_INPUT RECORDS_

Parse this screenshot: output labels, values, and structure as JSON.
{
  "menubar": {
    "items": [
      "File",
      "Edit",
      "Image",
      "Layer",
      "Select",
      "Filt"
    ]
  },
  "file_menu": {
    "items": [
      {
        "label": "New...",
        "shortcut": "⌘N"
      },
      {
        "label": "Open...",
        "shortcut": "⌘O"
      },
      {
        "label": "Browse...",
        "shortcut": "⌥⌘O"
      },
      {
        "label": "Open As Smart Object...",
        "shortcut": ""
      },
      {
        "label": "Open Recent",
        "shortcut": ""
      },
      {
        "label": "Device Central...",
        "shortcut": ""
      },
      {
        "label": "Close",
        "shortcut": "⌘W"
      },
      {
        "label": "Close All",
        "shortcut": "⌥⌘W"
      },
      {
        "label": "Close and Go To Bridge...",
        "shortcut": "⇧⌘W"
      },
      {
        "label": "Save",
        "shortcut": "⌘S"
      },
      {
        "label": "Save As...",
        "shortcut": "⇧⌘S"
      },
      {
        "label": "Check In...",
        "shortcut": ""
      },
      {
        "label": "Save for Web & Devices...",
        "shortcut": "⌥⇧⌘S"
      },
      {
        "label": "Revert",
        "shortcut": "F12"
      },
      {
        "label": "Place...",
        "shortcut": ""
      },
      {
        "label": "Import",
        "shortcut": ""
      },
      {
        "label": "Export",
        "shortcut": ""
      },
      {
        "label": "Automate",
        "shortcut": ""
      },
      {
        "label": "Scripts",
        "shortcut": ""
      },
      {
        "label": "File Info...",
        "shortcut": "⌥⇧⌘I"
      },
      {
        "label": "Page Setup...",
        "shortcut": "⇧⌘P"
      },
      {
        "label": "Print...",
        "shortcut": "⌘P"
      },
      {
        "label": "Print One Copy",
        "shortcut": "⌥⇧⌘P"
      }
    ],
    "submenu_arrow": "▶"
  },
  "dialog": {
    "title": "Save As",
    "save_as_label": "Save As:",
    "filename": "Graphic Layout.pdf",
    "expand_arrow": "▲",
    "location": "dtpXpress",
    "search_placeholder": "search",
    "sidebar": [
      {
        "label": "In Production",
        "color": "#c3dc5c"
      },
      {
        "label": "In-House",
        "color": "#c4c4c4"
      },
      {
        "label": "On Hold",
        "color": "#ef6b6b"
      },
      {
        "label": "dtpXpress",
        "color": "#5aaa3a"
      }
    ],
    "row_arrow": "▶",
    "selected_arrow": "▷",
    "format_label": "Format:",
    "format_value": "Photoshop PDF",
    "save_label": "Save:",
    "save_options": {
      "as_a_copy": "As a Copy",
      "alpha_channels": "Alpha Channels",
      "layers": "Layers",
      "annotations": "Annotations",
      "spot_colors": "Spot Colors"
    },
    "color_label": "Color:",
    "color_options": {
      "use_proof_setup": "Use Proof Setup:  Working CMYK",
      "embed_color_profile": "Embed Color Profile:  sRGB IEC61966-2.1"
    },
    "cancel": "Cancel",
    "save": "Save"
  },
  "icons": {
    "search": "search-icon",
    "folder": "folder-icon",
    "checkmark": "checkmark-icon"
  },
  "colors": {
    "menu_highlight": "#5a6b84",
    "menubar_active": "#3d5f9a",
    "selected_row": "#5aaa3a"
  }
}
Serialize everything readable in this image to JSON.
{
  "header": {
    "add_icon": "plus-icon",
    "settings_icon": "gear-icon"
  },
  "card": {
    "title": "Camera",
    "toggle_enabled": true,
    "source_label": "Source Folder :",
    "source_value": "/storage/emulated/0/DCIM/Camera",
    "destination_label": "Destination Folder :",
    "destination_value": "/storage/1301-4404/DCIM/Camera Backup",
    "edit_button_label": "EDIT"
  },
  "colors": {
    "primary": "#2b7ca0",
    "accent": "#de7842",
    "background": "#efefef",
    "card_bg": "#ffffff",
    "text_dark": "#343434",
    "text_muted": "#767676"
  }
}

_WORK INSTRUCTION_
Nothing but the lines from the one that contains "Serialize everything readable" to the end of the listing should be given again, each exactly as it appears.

_ANSWER FOR THE TASK_
Serialize everything readable in this image to JSON.
{
  "header": {
    "add_icon": "plus-icon",
    "settings_icon": "gear-icon"
  },
  "card": {
    "title": "Camera",
    "toggle_enabled": true,
    "source_label": "Source Folder :",
    "source_value": "/storage/emulated/0/DCIM/Camera",
    "destination_label": "Destination Folder :",
    "destination_value": "/storage/1301-4404/DCIM/Camera Backup",
    "edit_button_label": "EDIT"
  },
  "colors": {
    "primary": "#2b7ca0",
    "accent": "#de7842",
    "background": "#efefef",
    "card_bg": "#ffffff",
    "text_dark": "#343434",
    "text_muted": "#767676"
  }
}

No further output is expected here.